Southern California Residents Evacuated After Train Derails, Releases Toxic Cloud

A freight train derailed in the Southern California desert and two tanker cars full of chemicals caught fire, sending up a cloud of fumes and forcing home evacuations, authorities said.

No one was injured when 28 of the Union Pacific train's cars derailed Monday night about 140 miles southeast of Los Angeles.

About 60 residents in nearby homes were evacuated because of potentially hazardous fumes, fire officials said.

One of the burning tanker cars contains hydrochloric acid, fire and railroad officials said. Hydrochloric acid is highly corrosive and can cause burns if it comes into direct contact with skin or eyes. It is used in the production of fertilizers and dyes, and in photographic, textile and rubber industries.

The other tanker ablaze contains phosphoric acid, which is milder and used for rust removal and for the preparation of steel surfaces for painting.

The cause of the derailment is under investigation, said James Barnes, director of media information for Union Pacific.

Authorities have set up a one-mile radius around the accident site and no one is being let inside because of the fumes, Riverside County Fire Capt. Julie Hutchinson said.

"We plan to go in and take a look as soon as we can get some sunlight on it," Hutchinson said.

Barnes said the 65-car train was on an intrastate route, heading from West Colton to El Centro.
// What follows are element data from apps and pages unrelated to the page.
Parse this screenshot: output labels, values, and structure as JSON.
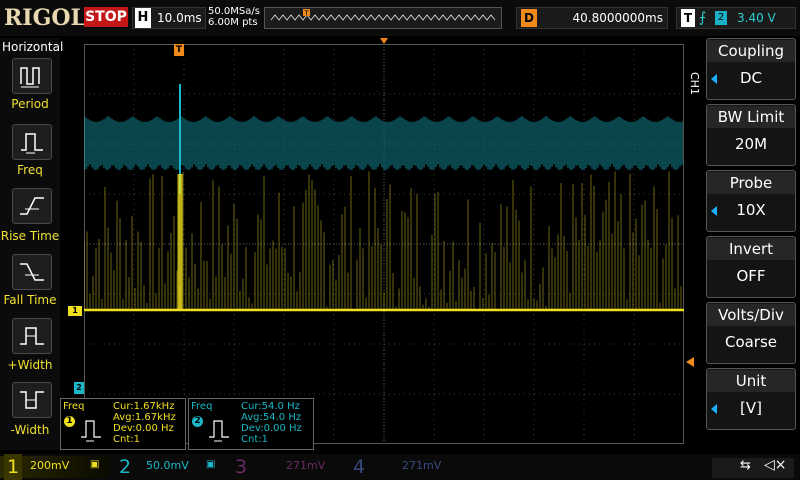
{
  "header": {
    "logo": "RIGOL",
    "run_status": "STOP",
    "horizontal_key": "H",
    "timebase": "10.0ms",
    "sample_rate": "50.0MSa/s",
    "memory_depth": "6.00M pts",
    "delay_key": "D",
    "delay_value": "40.8000000ms",
    "trigger_key": "T",
    "trigger_source": "2",
    "trigger_level": "3.40 V"
  },
  "left_panel": {
    "title": "Horizontal",
    "buttons": [
      {
        "label": "Period",
        "icon": "period-icon"
      },
      {
        "label": "Freq",
        "icon": "frequency-icon"
      },
      {
        "label": "Rise Time",
        "icon": "rise-time-icon"
      },
      {
        "label": "Fall Time",
        "icon": "fall-time-icon"
      },
      {
        "label": "+Width",
        "icon": "positive-width-icon"
      },
      {
        "label": "-Width",
        "icon": "negative-width-icon"
      }
    ]
  },
  "markers": {
    "trigger_pos": "T",
    "ch1_marker": "1",
    "ch2_marker": "2"
  },
  "right_panel": {
    "channel_tag": "CH1",
    "items": [
      {
        "title": "Coupling",
        "value": "DC"
      },
      {
        "title": "BW Limit",
        "value": "20M"
      },
      {
        "title": "Probe",
        "value": "10X"
      },
      {
        "title": "Invert",
        "value": "OFF"
      },
      {
        "title": "Volts/Div",
        "value": "Coarse"
      },
      {
        "title": "Unit",
        "value": "[V]"
      }
    ]
  },
  "measurements": [
    {
      "title": "Freq",
      "channel": "1",
      "cur": "Cur:1.67kHz",
      "avg": "Avg:1.67kHz",
      "dev": "Dev:0.00 Hz",
      "cnt": "Cnt:1"
    },
    {
      "title": "Freq",
      "channel": "2",
      "cur": "Cur:54.0 Hz",
      "avg": "Avg:54.0 Hz",
      "dev": "Dev:0.00 Hz",
      "cnt": "Cnt:1"
    }
  ],
  "bottom": {
    "ch1_num": "1",
    "ch1_scale": "200mV",
    "ch2_num": "2",
    "ch2_scale": "50.0mV",
    "ch3_num": "3",
    "ch3_scale": "271mV",
    "ch4_num": "4",
    "ch4_scale": "271mV"
  },
  "colors": {
    "ch1": "#f0e020",
    "ch2": "#1ab8c8",
    "ch3": "#b03aa0",
    "ch4": "#3a5ab8",
    "trigger": "#f08a1a"
  }
}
The accident site is next to Highway 111, which has been shut down for a seven-mile stretch south of State Road 195.